__Website and app data records__:
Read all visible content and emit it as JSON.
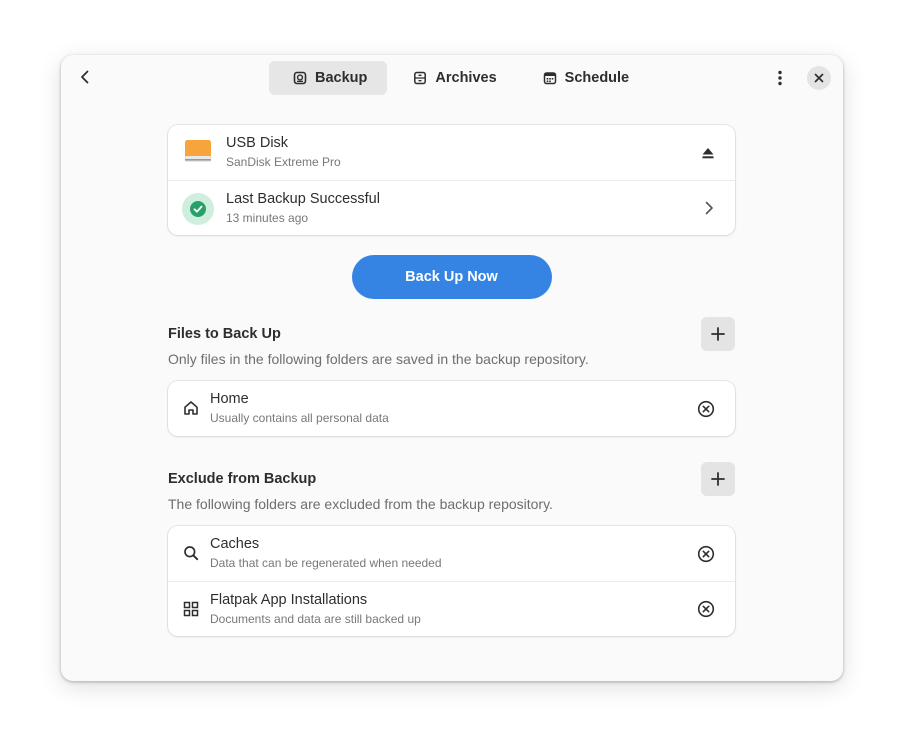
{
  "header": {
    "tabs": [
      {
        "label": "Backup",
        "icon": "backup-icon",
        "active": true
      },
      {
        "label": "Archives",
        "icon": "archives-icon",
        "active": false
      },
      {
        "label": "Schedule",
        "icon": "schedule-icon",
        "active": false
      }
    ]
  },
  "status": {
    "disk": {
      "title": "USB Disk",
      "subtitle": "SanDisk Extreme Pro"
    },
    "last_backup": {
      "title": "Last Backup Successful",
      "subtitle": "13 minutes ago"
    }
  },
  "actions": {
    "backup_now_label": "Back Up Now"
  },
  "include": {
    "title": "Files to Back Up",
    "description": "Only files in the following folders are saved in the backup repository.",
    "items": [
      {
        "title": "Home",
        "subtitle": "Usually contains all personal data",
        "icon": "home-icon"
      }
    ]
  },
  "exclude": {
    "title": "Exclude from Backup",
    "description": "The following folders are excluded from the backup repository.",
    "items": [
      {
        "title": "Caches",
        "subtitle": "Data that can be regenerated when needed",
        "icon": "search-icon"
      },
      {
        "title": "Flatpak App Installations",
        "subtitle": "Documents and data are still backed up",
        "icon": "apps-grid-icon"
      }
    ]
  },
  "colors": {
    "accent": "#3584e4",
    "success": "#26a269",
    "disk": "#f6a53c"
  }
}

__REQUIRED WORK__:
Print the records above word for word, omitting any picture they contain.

__TASK ANSWER__:
Read all visible content and emit it as JSON.
{
  "header": {
    "tabs": [
      {
        "label": "Backup",
        "icon": "backup-icon",
        "active": true
      },
      {
        "label": "Archives",
        "icon": "archives-icon",
        "active": false
      },
      {
        "label": "Schedule",
        "icon": "schedule-icon",
        "active": false
      }
    ]
  },
  "status": {
    "disk": {
      "title": "USB Disk",
      "subtitle": "SanDisk Extreme Pro"
    },
    "last_backup": {
      "title": "Last Backup Successful",
      "subtitle": "13 minutes ago"
    }
  },
  "actions": {
    "backup_now_label": "Back Up Now"
  },
  "include": {
    "title": "Files to Back Up",
    "description": "Only files in the following folders are saved in the backup repository.",
    "items": [
      {
        "title": "Home",
        "subtitle": "Usually contains all personal data",
        "icon": "home-icon"
      }
    ]
  },
  "exclude": {
    "title": "Exclude from Backup",
    "description": "The following folders are excluded from the backup repository.",
    "items": [
      {
        "title": "Caches",
        "subtitle": "Data that can be regenerated when needed",
        "icon": "search-icon"
      },
      {
        "title": "Flatpak App Installations",
        "subtitle": "Documents and data are still backed up",
        "icon": "apps-grid-icon"
      }
    ]
  },
  "colors": {
    "accent": "#3584e4",
    "success": "#26a269",
    "disk": "#f6a53c"
  }
}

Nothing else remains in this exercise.